As we wish our colleagues who "took the 85" a safe voyage into retirement, many of us remember – not entirely with joy – the 60s, when experience and the sound advice that comes with it, were in very short supply. The next few years may well replicate the past as many more of us, hired to teach the baby boom, retire a little earlier than expected.

In my first year of secondary teaching, the average experience across the province was about three years. The small number of experienced teachers were stretched to capacity in their efforts to teach their own classes well and coach us as we struggled to find our feet.

We clearly need to deal better with not only the induction of new teachers, but with helping experienced teachers adjust to the huge variety of changes occurring within the system.

Tim Ralph, a teacher from Whitby, wrote a thoughtful comment on my last column. He made the point that I had concentrated solely on the ongoing professional learning needs of secondary teachers. Very true – I was focussed on the proposed new guidelines for the secondary panel.


His point was that elementary teachers are facing just as significant a curriculum shift and that they also have needs which should be addressed with some urgency. And of course the shift involves much more than curriculum. Some of the reorganization reaches into the heart of what the school is in a democratic society.

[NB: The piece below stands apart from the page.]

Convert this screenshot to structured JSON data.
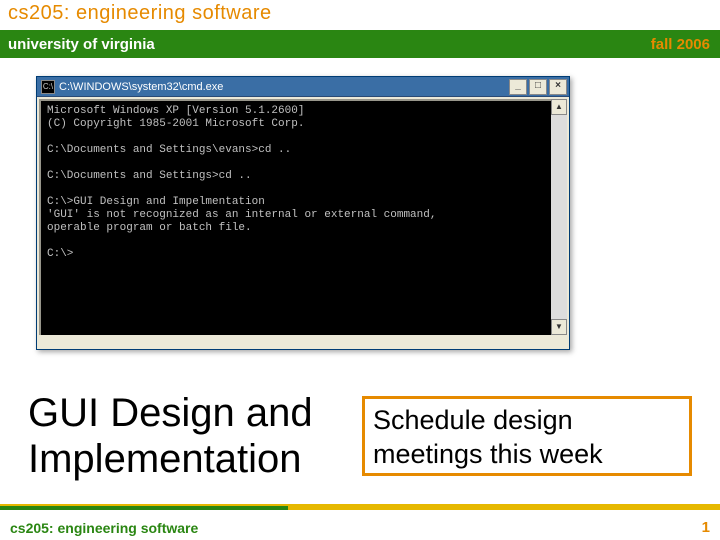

The College encourages school districts to allocate both time and resources to staff development, but as they struggle with what the funding formula really means, professional learning for teachers easily disappears from boards’ agendas. Both you and the College must provide constant reminders that the availability of appropriate professional learning is crucial to the successful implementation of change.

Teachers must also play a major role in defining the learning they require. It’s clear from elementary teacher responses to the EQAO questionnaire that programs which reinforce knowledge of the content of the mathematics and science curriculum would respond better to teachers needs than methods courses.

The new science and technology guideline may require updating of content knowledge to quite a sophisticated level. But a single university credit in science won’t cut it.


How can teachers and our professional College play a useful role in the design of appropriate programs to meet the real needs of teachers? The current system, tied in large part to the universities, has difficulty in meeting emergent needs since it must legitimately meet the requirements of academia, which may or may not match those of teachers in the field.

Not this year – but soon – we must have a better answer for the profession and the public than the current random selection.

Two College committees – Standards of Practice and Education, and Accreditation – are identifying some of the areas of concern as they go about their work this year. College staff are also examining the issues as they track the development of the new curriculum.

Who knows, in the near future you may be able to connect to the College web site, check out the offerings of accredited PD providers and register for a course via the site. The problem of geography in terms of access to programs is more intractable, but creative minds will resolve that.

In the meantime, the College staff wish you clear sailing through the turbulent waters of the next few months, and another successful school year. And to our new members, welcome and our best wishes as you embark on your career in teaching.